Monder Law Group - News
HEY! THAT’S NOT WHAT I MEANT! How to Exclude Evidence Whose Sole Purpose is to Be Used Against You
You are at a friend’s house for dinner. With your meal, you enjoy two glasses of delicious Napa Valley Cabernet Sauvignon. It was a great time, but you need to get on your way and get to bed for work tomorrow. FYI: two glasses of wine will not put you in danger of 0.08 BAC. As you are driving along the highway, you see ahead of you some flashing lights and barricades and police cars cordoned across the highway, with flashing lights directing you into an increasingly small channel. And, as you go in, you are stopped and two police officers approach you and stick a flashlight in your face and say, “Breath on me. Have you been drinking tonight? Please step out of the car.” Some of you might be thinking, “That’s not right! They have to have probable cause.” Unfortunately, there are a number of states (California included) that have a DUI exception.
Furthermore, in California, the law says you have a right to choose between breath and blood. It is your choice. We have discovered in California, however, through our own Supreme Court that when the officer doesn’t give you that choice — just makes you breathe into that little black box — that’s okay. They’re not supposed to do it, but there’s no remedy. There’s nothing that can be done about it, so says the California Supreme Court. You can’t suppress the evidence. Well, police are not stupid, so now about half of them simply don’t give you that choice, since nothing is going to happen if they don’t. So, you decide you’re going to breathe into that machine. And you do. You breathe into one end and out comes a piece of paper at the other end that says your BAC is 0.13%. Now, at this point, the police are supposed to give you a choice as to whether you want a blood sample taken and saved as well, so that you have something for your defense attorney to have examined for an independent analysis.
This is called the Trombetta advisement. They don’t give it usually. They’re supposed to, but if they don’t, “no harm, no foul” and so it is rarely done. It’s called the “Trombetta advisement” because a few years ago, in 1984, a defendant in California said, “Wait a minute, that machine captured my breath and minutes after analyzing it, just purged it into the room air. It could have saved the breath and then my attorney could have had it analyzed by a separate laboratory by a more exact and reliable testing method. You have destroyed evidence that I could have analyzed and may have been proven my innocence.”
A sound argument, indeed, but what did the Supreme Court have to say? In the landmark case of Trombetta v. California, the Supreme Court found yet another DUI exception to the Constitution and basically said, “Well, it would be nice if they saved the breath, but there’s no obligation to do so. And, destruction of that evidence, unless you can prove that it would have been exculpatory, has no impact.” But how do you prove it would have been exculpatory if it has already been destroyed? So, today it is all right to destroy the evidence and make sure the defense doesn’t get access to it. It should be pretty clear now that you should call your defense attorney as soon as possible.

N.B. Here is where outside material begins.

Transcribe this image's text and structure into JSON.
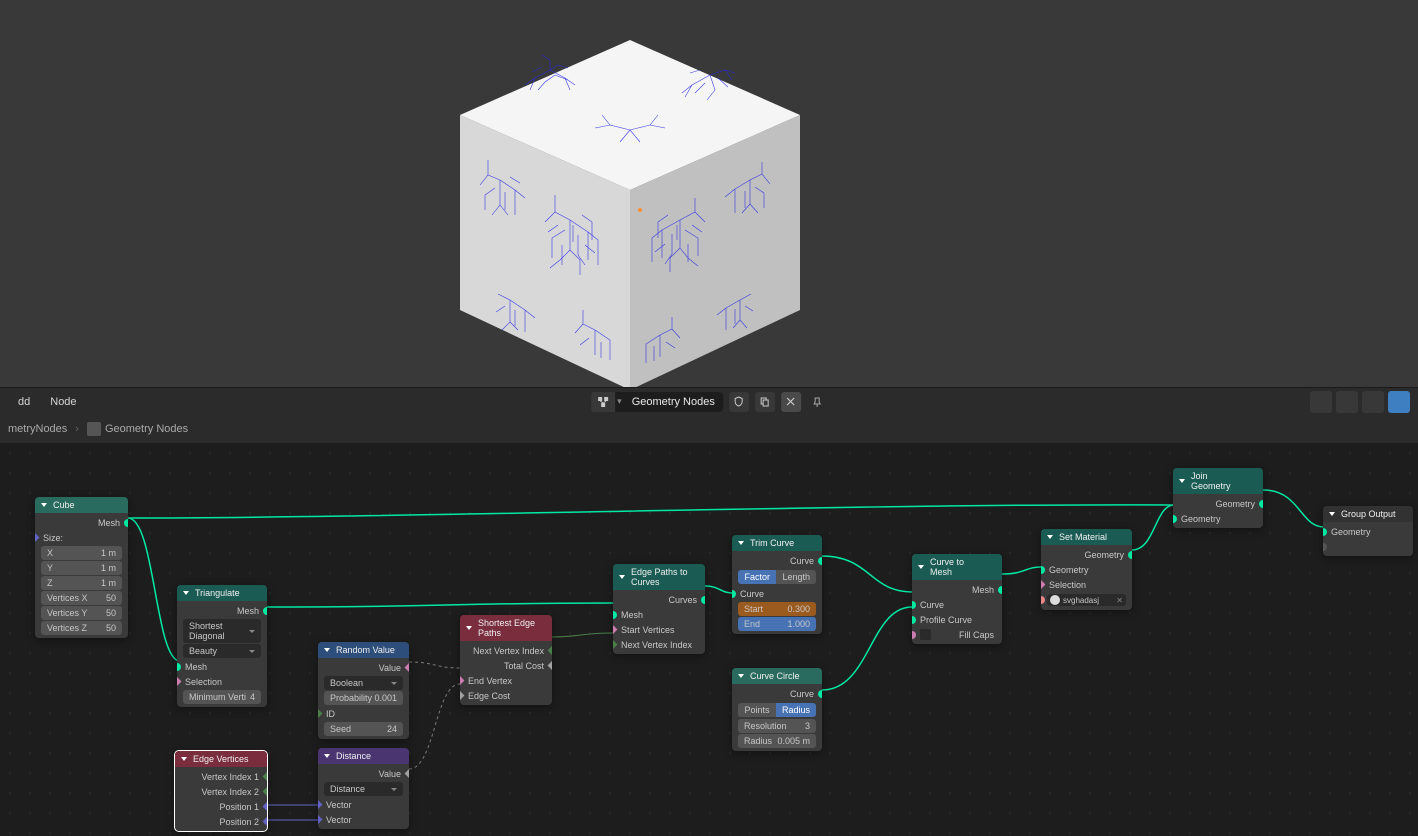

What A Good Defense Attorney Already Knows:
The Implied Consent law in California requires every driver to submit to a chemical test (blood or breath if alcohol is suspected; and a third option of urine if drugs are suspected.) One does not have the right to a lawyer before making the decision that test to take or even whether to take the test at all. The officer should have read you what is called the Trombetta Advisement, which tells you that you are required under California law to submit to a test; that a breath test does not retain a sample for your independent testing, but that the other two options do.
If one refuses to take a test after a proper Trombetta advisement, DMV can suspend the privilege to drive for one full year on a 1st DUI offense. Law enforcement is also permitted to do a forced blood draw. There are no recognized constitutional protections against such law enforcement action. They may or may not have had recordings in the room and that is something that your lawyer can inquire about. Call the Monder Law Group today.